Let’s break down the sources of suffering. There is your own sin, the sin of others (we can call these moral sins or evils), and then there are natural disasters or biological unfairness, which as Jesus mentions above is unsourced, i.e., no one is to blame, no punishment imparted. Clearly it’s God’s will, however, since everything is, or so says my insurance which calls Tornados and Lightning “Acts of God.”
The response to suffering in John 9, in my interpretation, is that suffering is what creates or is the impetus of human compassion. For many people the spiritual growth or imparting compassion argument is just not a good enough justification of suffering because it does not compute with the idea of a loving God who has his hand in things. Here are a couple different Christian responses:
Natural Evil = Satan
Natural Evil = Original Sin
Natural evil = God’s Judgment
Natural Evil = God’s Design
This last one fascinates me and is argued in crazy detail here:
In summation, the argument claims that earth was created to adhere to physical laws and scientific principles and these require ebb and flow of all things within the creation. I kind of read it as “don’t take that earthquake personally.” They go on to argue that there is a scientific benefit and purpose to all natural things that cause suffering — earthquakes (tectonic activity has purpose) and fires (remove deadwood, distribute and/or germinate seed) and viruses (inspiring vaccinations, gene therapy, maintaining healthy bacteria growth healthy ecosystems and populations). So the fact that people fall in harms way as these things play out is not a reflection of an unloving God, but simply a result of living within an amazing, huge, boundless, god-created world.
What do you think of that? I like it but want to know, where is the love in this explanation?
I don’t have the answers, obviously, but I am tempted to see suffering on two planes — the impersonal (natural) and the personal (moral) — viewing one with acceptance and humility and the other with outrage and action. Then I see that, in the end, it all becomes personal suffering.
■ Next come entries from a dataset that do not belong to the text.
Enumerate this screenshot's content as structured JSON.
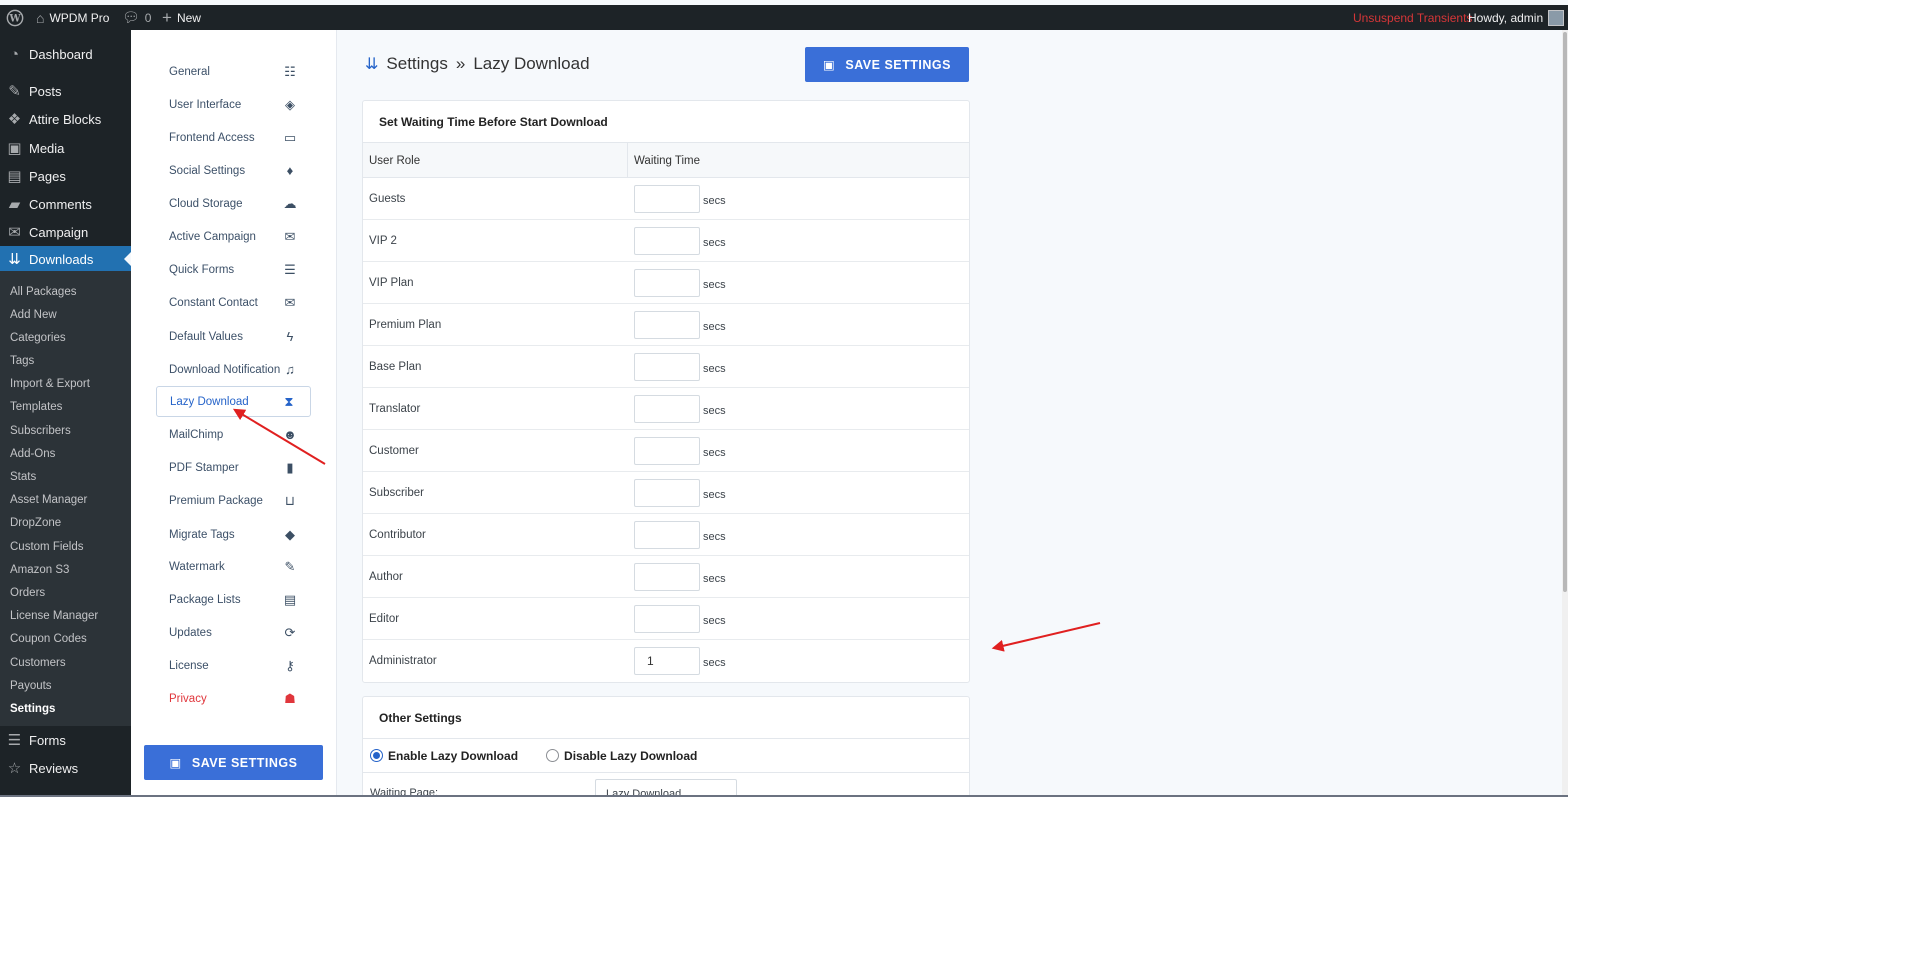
{
  "adminbar": {
    "site_name": "WPDM Pro",
    "comments_count": "0",
    "new_label": "New",
    "unsuspend": "Unsuspend Transients",
    "howdy": "Howdy, admin"
  },
  "wp_menu": {
    "dashboard": "Dashboard",
    "posts": "Posts",
    "attire_blocks": "Attire Blocks",
    "media": "Media",
    "pages": "Pages",
    "comments": "Comments",
    "campaign": "Campaign",
    "downloads": "Downloads",
    "forms": "Forms",
    "reviews": "Reviews",
    "submenu": [
      "All Packages",
      "Add New",
      "Categories",
      "Tags",
      "Import & Export",
      "Templates",
      "Subscribers",
      "Add-Ons",
      "Stats",
      "Asset Manager",
      "DropZone",
      "Custom Fields",
      "Amazon S3",
      "Orders",
      "License Manager",
      "Coupon Codes",
      "Customers",
      "Payouts",
      "Settings"
    ]
  },
  "settings_nav": {
    "items": [
      "General",
      "User Interface",
      "Frontend Access",
      "Social Settings",
      "Cloud Storage",
      "Active Campaign",
      "Quick Forms",
      "Constant Contact",
      "Default Values",
      "Download Notification",
      "Lazy Download",
      "MailChimp",
      "PDF Stamper",
      "Premium Package",
      "Migrate Tags",
      "Watermark",
      "Package Lists",
      "Updates",
      "License",
      "Privacy"
    ],
    "icons": [
      "sliders-icon",
      "paint-bucket-icon",
      "desktop-icon",
      "twitter-icon",
      "cloud-upload-icon",
      "envelope-icon",
      "list-icon",
      "envelope-icon",
      "bolt-icon",
      "bell-icon",
      "hourglass-icon",
      "mailchimp-icon",
      "pdf-file-icon",
      "basket-icon",
      "tags-icon",
      "pencil-icon",
      "list-alt-icon",
      "sync-icon",
      "key-icon",
      "user-shield-icon"
    ],
    "save_label": "SAVE SETTINGS"
  },
  "main": {
    "title": "Settings",
    "subtitle": "Lazy Download",
    "save_label": "SAVE SETTINGS",
    "waiting_card": {
      "heading": "Set Waiting Time Before Start Download",
      "col_role": "User Role",
      "col_time": "Waiting Time",
      "unit": "secs",
      "rows": [
        {
          "role": "Guests",
          "value": ""
        },
        {
          "role": "VIP 2",
          "value": ""
        },
        {
          "role": "VIP Plan",
          "value": ""
        },
        {
          "role": "Premium Plan",
          "value": ""
        },
        {
          "role": "Base Plan",
          "value": ""
        },
        {
          "role": "Translator",
          "value": ""
        },
        {
          "role": "Customer",
          "value": ""
        },
        {
          "role": "Subscriber",
          "value": ""
        },
        {
          "role": "Contributor",
          "value": ""
        },
        {
          "role": "Author",
          "value": ""
        },
        {
          "role": "Editor",
          "value": ""
        },
        {
          "role": "Administrator",
          "value": "1"
        }
      ]
    },
    "other_card": {
      "heading": "Other Settings",
      "enable_label": "Enable Lazy Download",
      "disable_label": "Disable Lazy Download",
      "waiting_page_label": "Waiting Page:",
      "waiting_page_value": "Lazy Download"
    }
  },
  "colors": {
    "accent": "#3a6fd8",
    "wp_dark": "#1d2327",
    "wp_blue": "#2271b1",
    "annotation": "#e02020"
  }
}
In other words, no matter the suffering source, I still have the same response. So again, I am driven back to Jesus’ lesson of compassion and enhancing my connection to humanity when suffering happens.
For some reason, this explanation and course of action is enough for me to manage suffering without complete despair. Is it enough for you or is suffering a roadblock?